> [Try it]: Copy each entry below exactly. No images.

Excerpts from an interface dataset
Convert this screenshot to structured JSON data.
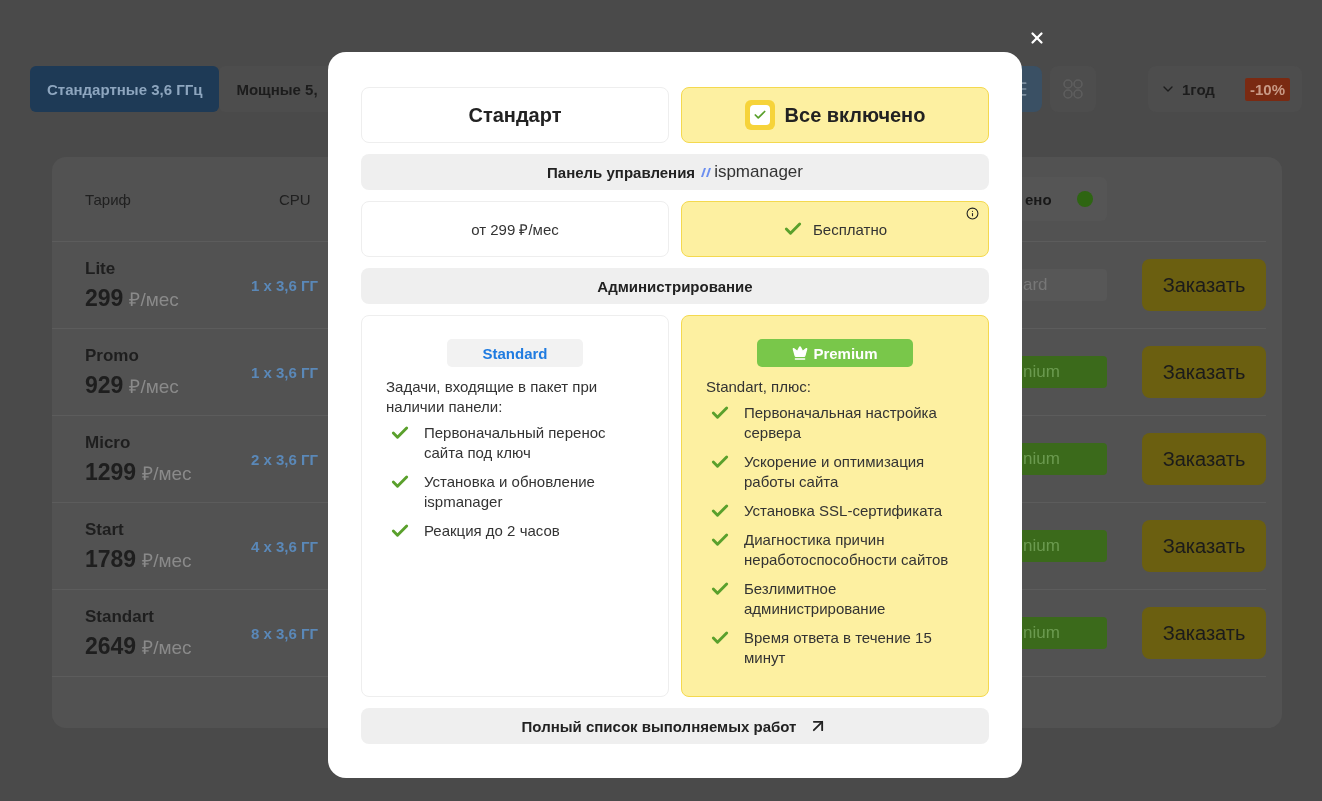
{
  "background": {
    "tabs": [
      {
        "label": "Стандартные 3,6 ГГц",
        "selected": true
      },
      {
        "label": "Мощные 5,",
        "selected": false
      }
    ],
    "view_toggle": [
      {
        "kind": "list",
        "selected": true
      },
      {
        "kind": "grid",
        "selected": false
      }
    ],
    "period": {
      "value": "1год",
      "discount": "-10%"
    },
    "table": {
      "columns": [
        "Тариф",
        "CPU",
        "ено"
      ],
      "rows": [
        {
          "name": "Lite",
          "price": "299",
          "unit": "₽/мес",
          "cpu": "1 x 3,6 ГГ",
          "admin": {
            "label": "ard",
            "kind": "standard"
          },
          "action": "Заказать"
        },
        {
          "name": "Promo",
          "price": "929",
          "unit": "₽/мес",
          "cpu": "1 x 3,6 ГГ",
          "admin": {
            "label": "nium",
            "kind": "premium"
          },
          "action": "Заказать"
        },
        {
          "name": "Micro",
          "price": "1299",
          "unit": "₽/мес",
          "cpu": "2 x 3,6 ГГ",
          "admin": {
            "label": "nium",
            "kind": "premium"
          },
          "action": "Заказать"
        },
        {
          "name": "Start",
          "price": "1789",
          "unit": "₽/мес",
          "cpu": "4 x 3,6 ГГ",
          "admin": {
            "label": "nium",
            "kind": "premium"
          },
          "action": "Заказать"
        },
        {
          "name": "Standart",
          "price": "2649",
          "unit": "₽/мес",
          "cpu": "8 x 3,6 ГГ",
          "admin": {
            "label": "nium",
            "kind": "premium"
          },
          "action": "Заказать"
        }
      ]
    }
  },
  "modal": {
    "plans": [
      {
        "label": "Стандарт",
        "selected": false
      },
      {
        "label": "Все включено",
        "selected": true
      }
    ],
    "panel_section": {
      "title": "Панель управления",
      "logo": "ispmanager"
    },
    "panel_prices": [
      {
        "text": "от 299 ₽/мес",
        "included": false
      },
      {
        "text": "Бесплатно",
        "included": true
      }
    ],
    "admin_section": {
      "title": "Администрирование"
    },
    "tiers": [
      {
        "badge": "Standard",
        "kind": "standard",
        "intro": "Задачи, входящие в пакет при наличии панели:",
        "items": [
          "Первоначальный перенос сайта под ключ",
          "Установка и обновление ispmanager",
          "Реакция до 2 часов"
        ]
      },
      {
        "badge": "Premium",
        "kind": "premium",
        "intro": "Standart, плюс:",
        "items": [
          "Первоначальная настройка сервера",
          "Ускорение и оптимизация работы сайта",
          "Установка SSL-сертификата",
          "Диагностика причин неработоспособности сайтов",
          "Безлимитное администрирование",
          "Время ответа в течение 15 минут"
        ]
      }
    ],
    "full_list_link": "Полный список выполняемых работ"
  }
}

> [Answer box]:
Convert this screenshot to structured JSON data.
{
  "background": {
    "tabs": [
      {
        "label": "Стандартные 3,6 ГГц",
        "selected": true
      },
      {
        "label": "Мощные 5,",
        "selected": false
      }
    ],
    "view_toggle": [
      {
        "kind": "list",
        "selected": true
      },
      {
        "kind": "grid",
        "selected": false
      }
    ],
    "period": {
      "value": "1год",
      "discount": "-10%"
    },
    "table": {
      "columns": [
        "Тариф",
        "CPU",
        "ено"
      ],
      "rows": [
        {
          "name": "Lite",
          "price": "299",
          "unit": "₽/мес",
          "cpu": "1 x 3,6 ГГ",
          "admin": {
            "label": "ard",
            "kind": "standard"
          },
          "action": "Заказать"
        },
        {
          "name": "Promo",
          "price": "929",
          "unit": "₽/мес",
          "cpu": "1 x 3,6 ГГ",
          "admin": {
            "label": "nium",
            "kind": "premium"
          },
          "action": "Заказать"
        },
        {
          "name": "Micro",
          "price": "1299",
          "unit": "₽/мес",
          "cpu": "2 x 3,6 ГГ",
          "admin": {
            "label": "nium",
            "kind": "premium"
          },
          "action": "Заказать"
        },
        {
          "name": "Start",
          "price": "1789",
          "unit": "₽/мес",
          "cpu": "4 x 3,6 ГГ",
          "admin": {
            "label": "nium",
            "kind": "premium"
          },
          "action": "Заказать"
        },
        {
          "name": "Standart",
          "price": "2649",
          "unit": "₽/мес",
          "cpu": "8 x 3,6 ГГ",
          "admin": {
            "label": "nium",
            "kind": "premium"
          },
          "action": "Заказать"
        }
      ]
    }
  },
  "modal": {
    "plans": [
      {
        "label": "Стандарт",
        "selected": false
      },
      {
        "label": "Все включено",
        "selected": true
      }
    ],
    "panel_section": {
      "title": "Панель управления",
      "logo": "ispmanager"
    },
    "panel_prices": [
      {
        "text": "от 299 ₽/мес",
        "included": false
      },
      {
        "text": "Бесплатно",
        "included": true
      }
    ],
    "admin_section": {
      "title": "Администрирование"
    },
    "tiers": [
      {
        "badge": "Standard",
        "kind": "standard",
        "intro": "Задачи, входящие в пакет при наличии панели:",
        "items": [
          "Первоначальный перенос сайта под ключ",
          "Установка и обновление ispmanager",
          "Реакция до 2 часов"
        ]
      },
      {
        "badge": "Premium",
        "kind": "premium",
        "intro": "Standart, плюс:",
        "items": [
          "Первоначальная настройка сервера",
          "Ускорение и оптимизация работы сайта",
          "Установка SSL-сертификата",
          "Диагностика причин неработоспособности сайтов",
          "Безлимитное администрирование",
          "Время ответа в течение 15 минут"
        ]
      }
    ],
    "full_list_link": "Полный список выполняемых работ"
  }
}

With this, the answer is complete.